  23. 23.
    Novikova LN, Lobov S, Wiberg M, Novikov LN. Efficacy of olfactory ensheathing cells to support regeneration after spinal cord injury is influenced by method of culture preparation. Exp. Neurol. 2011;229(1):132-142.CrossRefPubMedGoogle Scholar
  24. 24.
    Richter MW, Fletcher PA, Liu J, Tetzlaff W, Roskams AJ. Lamina propria and olfactory bulb ensheathing cells exhibit differential integration and migration and promote differential axon sprouting in the lesioned spinal cord. J. Neurosci. 2005;25(46):10,700-10,711.CrossRefGoogle Scholar
  25. 25.
    Singh N, Gopal SC, Srivastava RN, Chandra T, Agarwal SP, Singh SK, Gupta DK, Balapure AK. In vitro maintenance of olfactory mucosa with enriched olfactory ensheathing cells. J. Stem Cell Res. Ther. 2013;3:132.CrossRefGoogle Scholar
  26. 26.
    Schwob JE. Neural regeneration and the peripheral olfactory system. Anat. Rec. 2002;269(1):33-49.CrossRefPubMedGoogle Scholar
  27. 27.
    Tabakow P, Jarmundowicz W, Czapiga B, Fortuna W, Miedzybrodzki R, Czyz M, Huber J, Szarek D, Okurowski S, Szewczyk P, Gorski A, Raisman G. Transplantation of autologous olfactory ensheathing cells in complete human spinal cord injury. Cell Transplant. 2013;22(9):1591-1612.CrossRefPubMedGoogle Scholar
  28. 28.
    Toft A, Scott DT, Barnett SC, Riddell JS. Electrophysiological evidence that olfactory cell transplants improve function after spinal cord injury.
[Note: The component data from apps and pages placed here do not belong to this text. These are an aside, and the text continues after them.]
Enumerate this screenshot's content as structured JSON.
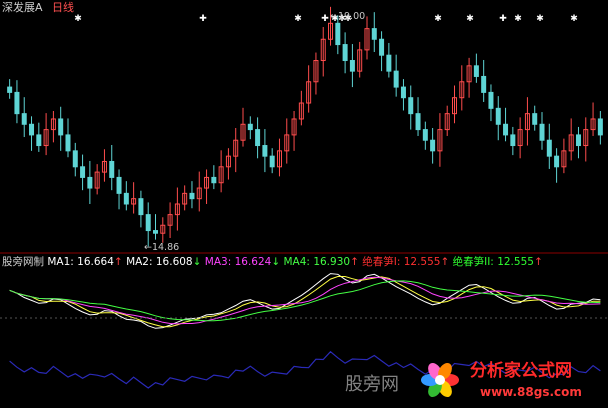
{
  "header": {
    "title": "深发展A",
    "period": "日线"
  },
  "annotations": {
    "high": "19.00",
    "low": "14.86"
  },
  "indicator": {
    "name": "股旁网制",
    "ma1_label": "MA1:",
    "ma1_value": "16.664",
    "ma1_dir": "↑",
    "ma2_label": "MA2:",
    "ma2_value": "16.608",
    "ma2_dir": "↓",
    "ma3_label": "MA3:",
    "ma3_value": "16.624",
    "ma3_dir": "↓",
    "ma4_label": "MA4:",
    "ma4_value": "16.930",
    "ma4_dir": "↑",
    "line1_label": "绝春笋I:",
    "line1_value": "12.555",
    "line1_dir": "↑",
    "line2_label": "绝春笋II:",
    "line2_value": "12.555",
    "line2_dir": "↑"
  },
  "watermark": {
    "text": "股旁网",
    "logo_main": "分析家公式网",
    "logo_url": "www.88gs.com"
  },
  "colors": {
    "background": "#000000",
    "up_candle": "#ff4d4d",
    "down_candle": "#5fd5d5",
    "ma1": "#ffffff",
    "ma2": "#ffff44",
    "ma3": "#ff44ff",
    "ma4": "#44ff44",
    "line1": "#ff3030",
    "line2": "#30ff30",
    "blue_line": "#2a2ab8"
  },
  "chart_data": {
    "type": "candlestick",
    "price_range": [
      14.86,
      19.0
    ],
    "annotated_low": 14.86,
    "annotated_high": 19.0,
    "signal_markers": [
      "✱",
      "✚",
      "✱",
      "✚",
      "✱",
      "✱",
      "✱",
      "✱",
      "✱",
      "✚",
      "✱",
      "✱",
      "✱"
    ],
    "closes": [
      17.6,
      17.2,
      17.0,
      16.8,
      16.6,
      16.9,
      17.1,
      16.8,
      16.5,
      16.2,
      16.0,
      15.8,
      16.1,
      16.3,
      16.0,
      15.7,
      15.5,
      15.6,
      15.3,
      15.0,
      14.95,
      15.1,
      15.3,
      15.5,
      15.7,
      15.6,
      15.8,
      16.0,
      15.9,
      16.2,
      16.4,
      16.7,
      17.0,
      16.9,
      16.6,
      16.4,
      16.2,
      16.5,
      16.8,
      17.1,
      17.4,
      17.8,
      18.2,
      18.6,
      18.9,
      18.5,
      18.2,
      18.0,
      18.4,
      18.8,
      18.6,
      18.3,
      18.0,
      17.7,
      17.5,
      17.2,
      16.9,
      16.7,
      16.5,
      16.9,
      17.2,
      17.5,
      17.8,
      18.1,
      17.9,
      17.6,
      17.3,
      17.0,
      16.8,
      16.6,
      16.9,
      17.2,
      17.0,
      16.7,
      16.4,
      16.2,
      16.5,
      16.8,
      16.6,
      16.9,
      17.1,
      16.8
    ]
  }
}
Brain. 2007;130(Pt 4):970-984.PubMedGoogle Scholar
  29. 29.
    Zadroga A, Jezierska-Woźniak K, Czarzasta J, Barczewska M, Wojtkiewicz J, Maksymowicz W. Therapeutic potential of olfactory ensheathing cells and mesenchymal stem cells in spinal cord injurie. Stem Cells Int. 2017;2017. ID 3978595. doi:
  30. 30.
    Zhang SX, Huang F, Gates M, White J, Holmberg EG. Histological repair of damaged spinal cord tissue from chronic contusion injury of rat: a LM observation. Histol. Histopathol. 2011;26(1):45-58.PubMedGoogle Scholar

Copyright information

© Springer Science+Business Media, LLC, part of Springer Nature 2018

Authors and Affiliations

  • А. D. Voronova
    • 1
    • 2
  • O. V. Stepanova
    • 2
  • M. P. Valikhov
    • 2
  • A. V. Chadin
    • 2
  • А. S. Dvornikov
    • 2
  • I. V. Reshetov
    • 3
  • V. P. Chekhonin
    • 1
    • 2
  1. 1.Department of Fundamental and Applied Neurobiology, V. P. Serbsky Federal Medical Research Centre for Psychiatry and NarcologyMinistry of Health of the Russian FederationMoscowRussia
  2. 2.Department of Medical Nanobiotechnologies, Medical and Biological FacultyN. I. Pirogov National Research Medical UniversityMoscowRussia
  3. 3.University Clinical Hospital No. 1, I. M. Sechenov First Moscow State Medical UniversityMinistry of Health of the Russian FederationMoscowRussia

Personalised recommendations